6 Hall HI, Song R, Rhodes P, Prejean J, An Q, Lee LM, et al, for the HIV Incidence Surveillance Group. Estimation of HIV incidence in the United States. JAMA. 2008;6;300(5):520-9.

7 Koblin BA, Husnik MJ, Marla JB, Colfax GC, Huang Y, Madison ME, et al. Risk factors for HIV infection among men who have sex with men. AIDS. 2006;20(5):731-739.

8 Alvy LM , McKirnan DJ, Du Bois SN , Jones K, Ritchie N, Fingerhut D. Health Care Disparities and Behavioral Health Among Men Who Have Sex with Men. J Gay Lesbian Soc Serv. 2011;23(4): 507-522.

9 McKirnan DJ, Du Bois SN, Alvy LM, Jones K. Health Care Access and Health Behaviors Among Men Who Have Sex With Men: The Cost of Health Disparities. Health Educ Behav. 2013;40(1):32-41.

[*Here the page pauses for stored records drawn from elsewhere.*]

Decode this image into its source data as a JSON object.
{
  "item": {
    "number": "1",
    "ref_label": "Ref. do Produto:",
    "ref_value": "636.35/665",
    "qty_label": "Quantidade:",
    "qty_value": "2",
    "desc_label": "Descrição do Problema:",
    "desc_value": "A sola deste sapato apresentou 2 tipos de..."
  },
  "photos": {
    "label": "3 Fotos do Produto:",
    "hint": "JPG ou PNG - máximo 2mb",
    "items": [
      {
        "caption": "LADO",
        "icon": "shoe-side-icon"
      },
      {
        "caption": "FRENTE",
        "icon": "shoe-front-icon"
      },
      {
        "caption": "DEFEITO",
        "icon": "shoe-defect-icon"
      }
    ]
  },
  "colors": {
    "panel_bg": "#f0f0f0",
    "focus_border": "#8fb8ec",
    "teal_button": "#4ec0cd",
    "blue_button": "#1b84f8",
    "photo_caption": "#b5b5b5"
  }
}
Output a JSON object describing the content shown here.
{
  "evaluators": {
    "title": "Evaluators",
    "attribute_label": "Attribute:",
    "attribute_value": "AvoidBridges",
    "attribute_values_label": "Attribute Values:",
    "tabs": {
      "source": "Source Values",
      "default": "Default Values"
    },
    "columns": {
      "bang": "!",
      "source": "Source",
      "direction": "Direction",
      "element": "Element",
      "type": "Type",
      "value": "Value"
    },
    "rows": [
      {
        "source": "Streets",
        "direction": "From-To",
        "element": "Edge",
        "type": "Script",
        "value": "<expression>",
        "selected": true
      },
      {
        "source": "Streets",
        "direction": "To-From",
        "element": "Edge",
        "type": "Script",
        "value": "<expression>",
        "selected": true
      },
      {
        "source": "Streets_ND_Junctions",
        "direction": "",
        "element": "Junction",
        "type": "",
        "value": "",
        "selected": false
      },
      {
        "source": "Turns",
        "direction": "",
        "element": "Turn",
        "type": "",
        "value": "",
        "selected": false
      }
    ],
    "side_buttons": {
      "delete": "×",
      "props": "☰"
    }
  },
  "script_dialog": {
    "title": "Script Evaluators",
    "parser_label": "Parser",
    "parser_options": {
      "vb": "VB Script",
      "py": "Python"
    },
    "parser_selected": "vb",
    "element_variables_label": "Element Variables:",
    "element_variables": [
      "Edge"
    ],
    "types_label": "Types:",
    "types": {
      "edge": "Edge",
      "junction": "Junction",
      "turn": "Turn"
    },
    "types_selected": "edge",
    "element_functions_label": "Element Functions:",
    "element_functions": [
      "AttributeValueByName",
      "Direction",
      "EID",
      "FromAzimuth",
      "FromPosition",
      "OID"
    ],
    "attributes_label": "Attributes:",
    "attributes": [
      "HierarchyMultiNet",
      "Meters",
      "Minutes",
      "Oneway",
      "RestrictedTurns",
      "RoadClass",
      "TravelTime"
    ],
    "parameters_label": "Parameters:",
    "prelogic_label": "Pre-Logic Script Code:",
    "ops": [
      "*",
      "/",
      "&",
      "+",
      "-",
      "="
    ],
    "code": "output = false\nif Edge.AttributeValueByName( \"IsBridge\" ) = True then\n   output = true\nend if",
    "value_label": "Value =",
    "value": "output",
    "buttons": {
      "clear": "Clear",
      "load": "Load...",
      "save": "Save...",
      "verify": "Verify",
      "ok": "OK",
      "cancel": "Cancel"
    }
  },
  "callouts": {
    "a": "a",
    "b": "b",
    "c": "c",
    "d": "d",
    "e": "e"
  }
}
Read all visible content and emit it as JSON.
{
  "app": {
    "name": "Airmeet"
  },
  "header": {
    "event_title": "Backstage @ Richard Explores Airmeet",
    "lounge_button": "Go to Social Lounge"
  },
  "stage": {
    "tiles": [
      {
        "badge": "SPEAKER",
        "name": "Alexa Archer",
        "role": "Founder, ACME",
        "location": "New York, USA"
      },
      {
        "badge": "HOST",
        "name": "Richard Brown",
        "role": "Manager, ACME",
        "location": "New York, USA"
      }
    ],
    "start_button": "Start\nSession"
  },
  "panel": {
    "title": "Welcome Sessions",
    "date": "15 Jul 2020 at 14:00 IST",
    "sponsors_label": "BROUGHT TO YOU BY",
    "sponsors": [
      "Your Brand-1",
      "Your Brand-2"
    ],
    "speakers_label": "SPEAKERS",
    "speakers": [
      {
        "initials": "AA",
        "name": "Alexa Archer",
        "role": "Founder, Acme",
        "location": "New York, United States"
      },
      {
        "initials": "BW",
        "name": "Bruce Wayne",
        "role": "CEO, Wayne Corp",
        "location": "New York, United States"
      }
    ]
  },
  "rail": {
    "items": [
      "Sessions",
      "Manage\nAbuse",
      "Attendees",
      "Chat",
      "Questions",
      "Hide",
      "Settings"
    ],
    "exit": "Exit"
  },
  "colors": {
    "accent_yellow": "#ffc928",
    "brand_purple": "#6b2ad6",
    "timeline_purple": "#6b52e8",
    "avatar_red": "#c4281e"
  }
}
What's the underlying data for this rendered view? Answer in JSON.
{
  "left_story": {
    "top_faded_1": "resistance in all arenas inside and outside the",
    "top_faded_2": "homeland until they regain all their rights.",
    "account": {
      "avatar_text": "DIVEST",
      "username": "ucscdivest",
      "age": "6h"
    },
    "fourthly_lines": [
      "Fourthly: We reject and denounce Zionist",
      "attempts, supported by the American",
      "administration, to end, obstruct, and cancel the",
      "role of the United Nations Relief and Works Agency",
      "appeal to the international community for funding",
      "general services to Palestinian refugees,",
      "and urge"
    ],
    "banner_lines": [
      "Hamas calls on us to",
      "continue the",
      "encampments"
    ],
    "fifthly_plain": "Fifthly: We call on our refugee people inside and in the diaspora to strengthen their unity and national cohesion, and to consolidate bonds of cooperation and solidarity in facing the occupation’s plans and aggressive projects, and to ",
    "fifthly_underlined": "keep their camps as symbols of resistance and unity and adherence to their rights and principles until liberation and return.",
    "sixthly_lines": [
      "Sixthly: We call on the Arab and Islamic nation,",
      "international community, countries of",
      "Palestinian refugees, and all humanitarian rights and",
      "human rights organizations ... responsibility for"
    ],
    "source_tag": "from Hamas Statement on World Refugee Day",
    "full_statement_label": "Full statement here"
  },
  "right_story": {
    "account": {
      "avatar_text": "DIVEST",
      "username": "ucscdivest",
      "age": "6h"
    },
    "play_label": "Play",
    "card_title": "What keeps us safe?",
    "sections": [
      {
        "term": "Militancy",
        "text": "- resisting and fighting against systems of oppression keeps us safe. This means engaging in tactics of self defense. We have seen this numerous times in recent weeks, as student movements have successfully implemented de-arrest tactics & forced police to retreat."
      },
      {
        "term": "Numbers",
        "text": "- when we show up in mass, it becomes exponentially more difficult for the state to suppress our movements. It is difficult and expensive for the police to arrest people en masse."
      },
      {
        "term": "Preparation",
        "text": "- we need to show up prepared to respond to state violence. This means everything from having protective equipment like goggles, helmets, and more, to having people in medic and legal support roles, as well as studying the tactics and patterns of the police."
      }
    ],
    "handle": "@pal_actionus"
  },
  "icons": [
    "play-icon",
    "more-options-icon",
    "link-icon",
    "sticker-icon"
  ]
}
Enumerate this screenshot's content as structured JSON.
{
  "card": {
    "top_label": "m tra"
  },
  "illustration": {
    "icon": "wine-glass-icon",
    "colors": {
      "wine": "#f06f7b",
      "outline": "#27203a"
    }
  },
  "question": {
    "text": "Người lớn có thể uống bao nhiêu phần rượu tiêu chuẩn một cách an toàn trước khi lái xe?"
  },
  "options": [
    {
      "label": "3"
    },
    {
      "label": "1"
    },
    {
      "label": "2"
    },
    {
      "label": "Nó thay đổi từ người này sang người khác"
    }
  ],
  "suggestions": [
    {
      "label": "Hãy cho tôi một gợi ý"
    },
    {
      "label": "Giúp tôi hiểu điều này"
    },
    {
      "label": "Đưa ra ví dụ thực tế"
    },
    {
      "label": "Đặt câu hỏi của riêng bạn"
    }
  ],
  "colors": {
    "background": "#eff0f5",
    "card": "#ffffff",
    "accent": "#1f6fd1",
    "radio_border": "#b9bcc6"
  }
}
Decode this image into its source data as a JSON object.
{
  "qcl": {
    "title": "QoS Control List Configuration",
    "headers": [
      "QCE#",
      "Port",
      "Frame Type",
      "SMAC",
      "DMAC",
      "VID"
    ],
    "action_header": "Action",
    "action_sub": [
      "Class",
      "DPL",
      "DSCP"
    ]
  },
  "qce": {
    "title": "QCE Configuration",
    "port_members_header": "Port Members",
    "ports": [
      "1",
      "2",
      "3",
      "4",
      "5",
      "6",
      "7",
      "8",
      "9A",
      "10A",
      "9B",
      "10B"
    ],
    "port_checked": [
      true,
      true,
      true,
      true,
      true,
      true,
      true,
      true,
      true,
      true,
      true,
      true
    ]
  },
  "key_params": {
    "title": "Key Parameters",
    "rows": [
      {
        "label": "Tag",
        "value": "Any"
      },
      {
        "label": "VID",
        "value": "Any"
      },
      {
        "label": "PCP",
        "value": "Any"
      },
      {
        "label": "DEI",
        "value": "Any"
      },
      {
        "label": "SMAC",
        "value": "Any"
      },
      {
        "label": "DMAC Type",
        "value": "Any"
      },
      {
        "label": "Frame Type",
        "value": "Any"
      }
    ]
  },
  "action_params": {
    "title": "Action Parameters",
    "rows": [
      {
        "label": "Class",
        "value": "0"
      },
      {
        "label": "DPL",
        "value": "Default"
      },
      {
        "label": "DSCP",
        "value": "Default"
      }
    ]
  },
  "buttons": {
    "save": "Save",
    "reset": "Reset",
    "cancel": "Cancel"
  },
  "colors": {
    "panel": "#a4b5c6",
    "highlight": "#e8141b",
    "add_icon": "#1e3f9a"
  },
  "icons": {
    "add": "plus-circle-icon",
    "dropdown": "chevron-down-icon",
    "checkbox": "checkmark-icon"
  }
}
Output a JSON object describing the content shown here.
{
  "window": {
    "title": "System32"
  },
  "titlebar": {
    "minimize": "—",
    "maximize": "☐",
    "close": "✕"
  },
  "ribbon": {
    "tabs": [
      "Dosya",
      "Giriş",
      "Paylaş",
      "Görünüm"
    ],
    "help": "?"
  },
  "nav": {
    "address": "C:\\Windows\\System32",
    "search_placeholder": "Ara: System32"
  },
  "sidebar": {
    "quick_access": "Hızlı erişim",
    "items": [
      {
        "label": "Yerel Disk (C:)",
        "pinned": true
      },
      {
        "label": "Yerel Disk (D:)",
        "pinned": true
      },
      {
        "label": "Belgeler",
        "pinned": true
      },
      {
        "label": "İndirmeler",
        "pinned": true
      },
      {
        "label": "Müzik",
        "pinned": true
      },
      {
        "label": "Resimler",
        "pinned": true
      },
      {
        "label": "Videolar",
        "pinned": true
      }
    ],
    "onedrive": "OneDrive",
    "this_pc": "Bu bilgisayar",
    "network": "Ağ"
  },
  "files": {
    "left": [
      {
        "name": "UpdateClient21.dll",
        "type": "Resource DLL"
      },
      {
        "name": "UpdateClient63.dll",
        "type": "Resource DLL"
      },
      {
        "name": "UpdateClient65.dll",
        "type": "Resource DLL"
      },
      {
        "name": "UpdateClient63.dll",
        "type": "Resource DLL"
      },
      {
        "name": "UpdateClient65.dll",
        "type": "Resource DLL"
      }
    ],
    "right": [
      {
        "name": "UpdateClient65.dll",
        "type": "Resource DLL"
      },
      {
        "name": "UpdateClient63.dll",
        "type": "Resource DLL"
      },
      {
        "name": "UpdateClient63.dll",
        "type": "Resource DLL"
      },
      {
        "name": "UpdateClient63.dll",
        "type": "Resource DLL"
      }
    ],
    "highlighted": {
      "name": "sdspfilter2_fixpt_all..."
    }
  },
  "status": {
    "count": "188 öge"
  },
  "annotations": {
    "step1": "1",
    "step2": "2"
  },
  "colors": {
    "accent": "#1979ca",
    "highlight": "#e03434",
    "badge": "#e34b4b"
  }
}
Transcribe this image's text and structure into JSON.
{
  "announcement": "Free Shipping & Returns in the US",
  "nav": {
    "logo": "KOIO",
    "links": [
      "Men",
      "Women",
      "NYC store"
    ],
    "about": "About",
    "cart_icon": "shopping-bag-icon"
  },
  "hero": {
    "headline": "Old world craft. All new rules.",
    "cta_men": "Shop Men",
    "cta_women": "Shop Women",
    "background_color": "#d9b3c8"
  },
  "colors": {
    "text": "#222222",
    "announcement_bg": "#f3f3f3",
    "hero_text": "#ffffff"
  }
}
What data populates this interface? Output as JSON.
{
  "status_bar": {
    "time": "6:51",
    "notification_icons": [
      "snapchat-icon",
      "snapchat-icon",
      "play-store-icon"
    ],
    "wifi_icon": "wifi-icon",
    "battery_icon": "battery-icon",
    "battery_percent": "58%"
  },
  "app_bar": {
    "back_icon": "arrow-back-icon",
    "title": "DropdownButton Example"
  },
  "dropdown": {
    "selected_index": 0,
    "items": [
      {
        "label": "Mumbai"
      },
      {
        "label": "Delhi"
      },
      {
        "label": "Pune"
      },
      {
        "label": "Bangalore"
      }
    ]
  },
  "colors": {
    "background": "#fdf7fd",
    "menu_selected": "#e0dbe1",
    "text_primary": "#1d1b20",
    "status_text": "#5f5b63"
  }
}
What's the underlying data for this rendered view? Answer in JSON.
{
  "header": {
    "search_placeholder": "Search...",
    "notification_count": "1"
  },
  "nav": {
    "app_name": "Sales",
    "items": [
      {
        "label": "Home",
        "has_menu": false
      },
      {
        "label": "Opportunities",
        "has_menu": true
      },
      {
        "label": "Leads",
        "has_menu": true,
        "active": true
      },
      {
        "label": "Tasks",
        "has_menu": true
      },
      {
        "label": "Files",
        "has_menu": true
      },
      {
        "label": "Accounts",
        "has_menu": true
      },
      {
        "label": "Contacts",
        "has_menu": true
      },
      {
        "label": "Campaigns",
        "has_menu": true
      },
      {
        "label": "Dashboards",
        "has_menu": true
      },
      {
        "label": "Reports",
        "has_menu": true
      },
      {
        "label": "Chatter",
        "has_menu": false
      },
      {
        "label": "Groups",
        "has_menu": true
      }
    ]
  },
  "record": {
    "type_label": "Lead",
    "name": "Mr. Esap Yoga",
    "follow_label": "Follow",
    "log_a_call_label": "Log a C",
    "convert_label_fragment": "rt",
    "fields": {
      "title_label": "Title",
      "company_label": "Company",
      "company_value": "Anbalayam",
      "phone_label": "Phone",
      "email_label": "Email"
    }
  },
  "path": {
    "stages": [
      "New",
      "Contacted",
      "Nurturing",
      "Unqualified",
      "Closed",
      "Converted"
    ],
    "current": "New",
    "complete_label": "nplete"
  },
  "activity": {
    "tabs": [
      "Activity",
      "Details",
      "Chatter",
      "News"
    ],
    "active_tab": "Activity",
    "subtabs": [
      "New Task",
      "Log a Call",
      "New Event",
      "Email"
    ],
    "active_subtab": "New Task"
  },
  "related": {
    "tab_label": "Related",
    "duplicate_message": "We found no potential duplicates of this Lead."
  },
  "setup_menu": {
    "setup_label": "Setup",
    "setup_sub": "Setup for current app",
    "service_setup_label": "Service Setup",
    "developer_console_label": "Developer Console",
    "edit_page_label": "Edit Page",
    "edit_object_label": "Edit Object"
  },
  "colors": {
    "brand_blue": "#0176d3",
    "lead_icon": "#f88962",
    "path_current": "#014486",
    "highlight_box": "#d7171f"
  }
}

10 Díaz RM, Ayala G, Bein E. Sexual risk as an outcome of social oppression: data from a probability sample of Latino gay men in three U.S. cities. Cultur Divers Ethnic Minor Psychol. 2004;10(3):255-267.

11 Patton ME, Kidd S, Llata E, Stenger M, Braxton J, et al. Extragenital gonorrhea and chlamydia testing and infection among men who have sex with men--STD Surveillance Network, United States, 2010-2012. Clin Infect Dis. 2014;58(11):1564-70.

12 Rietmeijer K, Donnelly J, Bernstein K, Bissette J, Martins S, Pathela P, et al. Here comes the SSuN—early experiences with the STD Surveillance Network. Pub Health Rep. 2009;124(Suppl 2):72-77.

13 Centers for Disease Control and Prevention. Sexually Transmitted Disease Surveillance 2011. Atlanta: U.S. Department of Health and Human Services; 2012.

14 Heffelfinger JD, Swint EB, Berman SM, Weinstock HS. Trends in primary and secondary syphilis among men who have sex with men in the United States. Am J Public Health. 2007 Jun;97(6):1076-83.

15 Schwarcz S, Zenilman J, Schnell D, Knapp JS, Hook EW III, Thompson S, et al. National surveillance of antimicrobial resistance in Neisseria gonorrhoeae. JAMA. 1990;264(11):1413-7